* **What is being asked**
Retype each entry exactly.

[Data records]
____

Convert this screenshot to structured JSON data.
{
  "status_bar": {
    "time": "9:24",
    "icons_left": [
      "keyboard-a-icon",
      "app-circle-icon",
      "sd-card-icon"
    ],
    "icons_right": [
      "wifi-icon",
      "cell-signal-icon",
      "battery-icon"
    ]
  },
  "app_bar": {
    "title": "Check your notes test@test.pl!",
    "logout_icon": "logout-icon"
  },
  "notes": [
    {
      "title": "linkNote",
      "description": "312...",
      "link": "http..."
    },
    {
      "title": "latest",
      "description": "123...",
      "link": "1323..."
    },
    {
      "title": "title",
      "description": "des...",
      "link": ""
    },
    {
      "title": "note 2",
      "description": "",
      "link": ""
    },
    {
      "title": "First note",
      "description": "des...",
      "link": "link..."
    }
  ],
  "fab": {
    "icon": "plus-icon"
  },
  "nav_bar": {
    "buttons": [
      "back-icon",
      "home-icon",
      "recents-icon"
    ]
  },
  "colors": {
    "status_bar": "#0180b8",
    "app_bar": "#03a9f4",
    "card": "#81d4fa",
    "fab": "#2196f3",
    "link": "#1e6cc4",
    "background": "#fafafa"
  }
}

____

* **Answer to the problem**
Convert this screenshot to structured JSON data.
{
  "status_bar": {
    "time": "9:24",
    "icons_left": [
      "keyboard-a-icon",
      "app-circle-icon",
      "sd-card-icon"
    ],
    "icons_right": [
      "wifi-icon",
      "cell-signal-icon",
      "battery-icon"
    ]
  },
  "app_bar": {
    "title": "Check your notes test@test.pl!",
    "logout_icon": "logout-icon"
  },
  "notes": [
    {
      "title": "linkNote",
      "description": "312...",
      "link": "http..."
    },
    {
      "title": "latest",
      "description": "123...",
      "link": "1323..."
    },
    {
      "title": "title",
      "description": "des...",
      "link": ""
    },
    {
      "title": "note 2",
      "description": "",
      "link": ""
    },
    {
      "title": "First note",
      "description": "des...",
      "link": "link..."
    }
  ],
  "fab": {
    "icon": "plus-icon"
  },
  "nav_bar": {
    "buttons": [
      "back-icon",
      "home-icon",
      "recents-icon"
    ]
  },
  "colors": {
    "status_bar": "#0180b8",
    "app_bar": "#03a9f4",
    "card": "#81d4fa",
    "fab": "#2196f3",
    "link": "#1e6cc4",
    "background": "#fafafa"
  }
}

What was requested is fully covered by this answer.